It was nice to justify a lie-in due to the expected lack of sleep from flying to Ecuador later tonight. Having studied the Bolivian football fixtures I realised that my La Paz team of choice, The Strongest, were playing away today. However their big rivals, Club Bolivar, who both share the national stadium, were entertaining Wilstermann at 4pm. This afternoon’s entertainment was therefore sorted. I headed over to the stadium a couple of hours in advance to see the nearby Parque Urbano Central. It’s nothing to write home about with a few grass banks intersected by roads although its higher points offer a nice city view.
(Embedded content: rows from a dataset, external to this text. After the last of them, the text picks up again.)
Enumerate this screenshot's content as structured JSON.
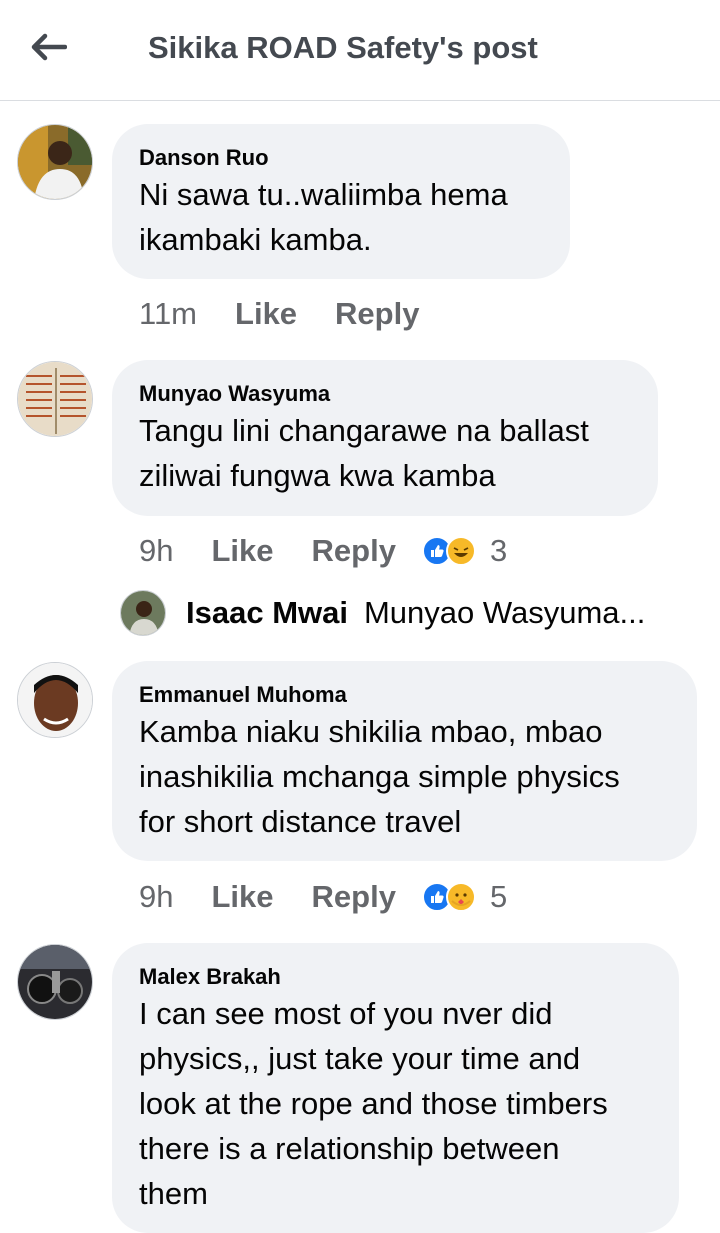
{
  "header": {
    "title": "Sikika ROAD Safety's post",
    "back_icon": "arrow-left-icon"
  },
  "comments": [
    {
      "author": "Danson Ruo",
      "lines": [
        "Ni sawa tu..waliimba hema",
        "ikambaki kamba."
      ],
      "time": "11m",
      "like": "Like",
      "reply": "Reply",
      "reaction_count": ""
    },
    {
      "author": "Munyao Wasyuma",
      "lines": [
        "Tangu lini changarawe na ballast",
        "ziliwai fungwa kwa kamba"
      ],
      "time": "9h",
      "like": "Like",
      "reply": "Reply",
      "reaction_count": "3",
      "reactions": [
        "like-reaction-icon",
        "laugh-reaction-icon"
      ]
    },
    {
      "author": "Emmanuel Muhoma",
      "lines": [
        "Kamba niaku shikilia mbao, mbao",
        "inashikilia mchanga simple physics",
        "for short distance travel"
      ],
      "time": "9h",
      "like": "Like",
      "reply": "Reply",
      "reaction_count": "5",
      "reactions": [
        "like-reaction-icon",
        "care-reaction-icon"
      ]
    },
    {
      "author": "Malex Brakah",
      "lines": [
        "I can see most of you nver did",
        "physics,, just take your time and",
        "look at the rope and those timbers",
        "there is a relationship between",
        "them"
      ]
    }
  ],
  "reply_preview": {
    "author": "Isaac Mwai",
    "text": "Munyao Wasyuma..."
  },
  "colors": {
    "bubble": "#f0f2f5",
    "meta": "#65676b",
    "like_blue": "#1877f2",
    "haha_yellow": "#f7b928"
  }
}
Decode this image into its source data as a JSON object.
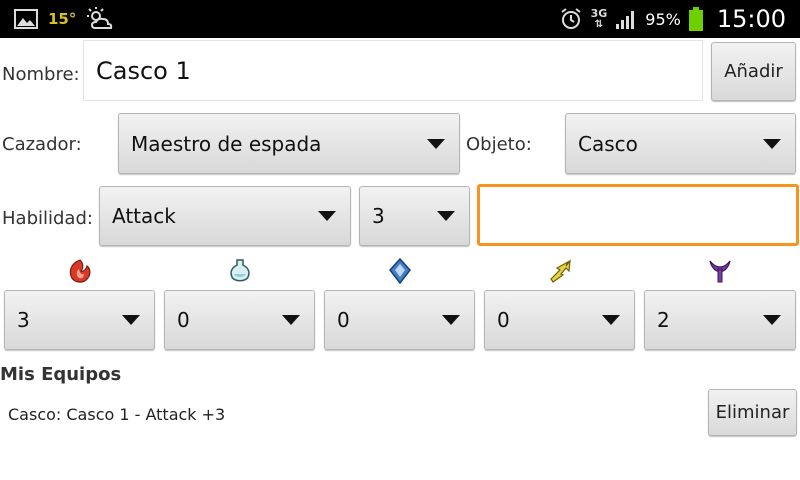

Over the years Bolivia have had some famous victories over some of the biggest names in world football at the Estadio Harnando Siles. Obviously the altitude provides more than a bit of an advantage. At one point FIFA banned international fixtures from being played at such altitude, stating that all internationals should be below an altitude of 2500m above sea level. When Bolivia pointed out that there were no stadiums at this level in the country, FIFA backtracked and allowed games to continue here. The ticket options for today were £8-£10 in the fanciest stand, £3.50 in the side opposite or £2.50 in the home end. I was unsure what reaction an obvious outsider would get in the home end so I went for the £3.50 seat. There were no issues though as they’re probably used to visiting tourists. I was slightly worried that a security search would reveal my wallet brandishing the logo of Bolivar’s rivals, The Strongest, but the security was laid back and I just walked straight in. There were plenty of police present but they seemed more interested in watching the game than hassling spectators. Most of the seats were filthy but as the stadium was maybe one-third full, finding a reasonably clean one wasn’t too much of a problem. The stands were really steep with hardly any leg room for anyone bigger than about 5’8. There was a good atmosphere in home end with a band playing and singing for whole game. My section was a bit more sedate. There was a polite ripple of applause when the teams came out, a bit of moaning at a couple of offside decisions and some cheering when Bolivar scored a late winner to make it 2-1, although they didn’t seem that excited around me. Many of the South American stereotypes were present during the game – a dive for a penalty, a red card and plenty of petulant play. All that was missing was a dog on the pitch!
After last night’s dilemma of not being able to find any decent food I had my tea at the football. I bought a hotdog and a steak sandwich, both of which were cooked on a barbecue and were delicious. They also sold that really sweet Fanta, which I believe is banned in most first world countries, and still got change from £3.
Tonight’s/tomorrow’s flight time of 4.55am wasn’t the greatest. It made sleeping difficult as getting up at 1am isn’t really viable. I ended up getting a taxi to La Paz’s all-singing-and-dancing new airport at 9pm. I was hoping to be able to check-in and sleep by gate but the check-in desk was shut. I did manage to find a reasonable chair to sleep on though. There were no safety issues, with plenty of fellow sleepers and security around. The only problem was that it was a bit chilly. At this point I discovered that my sleeping bag had either been left behind or half-inched. I suspect the latter as I got it out in the La Paz hostel the other day to give it some air and I distinctively remember checking nothing had been left behind in the room prior to leaving.